((

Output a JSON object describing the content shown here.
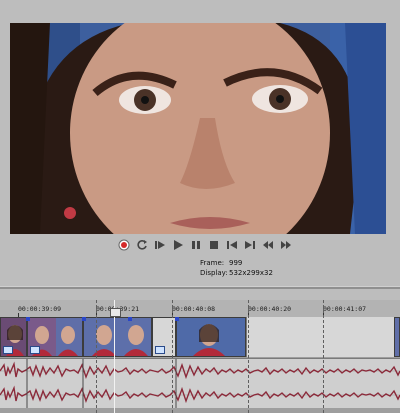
{
  "preview": {
    "frame_label": "Frame:",
    "frame_value": "999",
    "display_label": "Display:",
    "display_value": "532x299x32"
  },
  "transport": {
    "buttons": [
      "record-icon",
      "loop-icon",
      "play-from-start-icon",
      "play-icon",
      "pause-icon",
      "stop-icon",
      "prev-frame-icon",
      "next-frame-icon",
      "go-start-icon",
      "go-end-icon"
    ]
  },
  "timeline": {
    "timecodes": [
      "00:00:39:09",
      "00:00:39:21",
      "00:00:40:08",
      "00:00:40:20",
      "00:00:41:07"
    ]
  },
  "colors": {
    "record": "#d42a2a",
    "waveform": "#8b2a3a",
    "marker": "#2a46c9"
  }
}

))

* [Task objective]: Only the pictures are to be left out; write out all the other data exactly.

* [Reply to the task]:
Output a JSON object describing the content shown here.
{
  "preview": {
    "frame_label": "Frame:",
    "frame_value": "999",
    "display_label": "Display:",
    "display_value": "532x299x32"
  },
  "transport": {
    "buttons": [
      "record-icon",
      "loop-icon",
      "play-from-start-icon",
      "play-icon",
      "pause-icon",
      "stop-icon",
      "prev-frame-icon",
      "next-frame-icon",
      "go-start-icon",
      "go-end-icon"
    ]
  },
  "timeline": {
    "timecodes": [
      "00:00:39:09",
      "00:00:39:21",
      "00:00:40:08",
      "00:00:40:20",
      "00:00:41:07"
    ]
  },
  "colors": {
    "record": "#d42a2a",
    "waveform": "#8b2a3a",
    "marker": "#2a46c9"
  }
}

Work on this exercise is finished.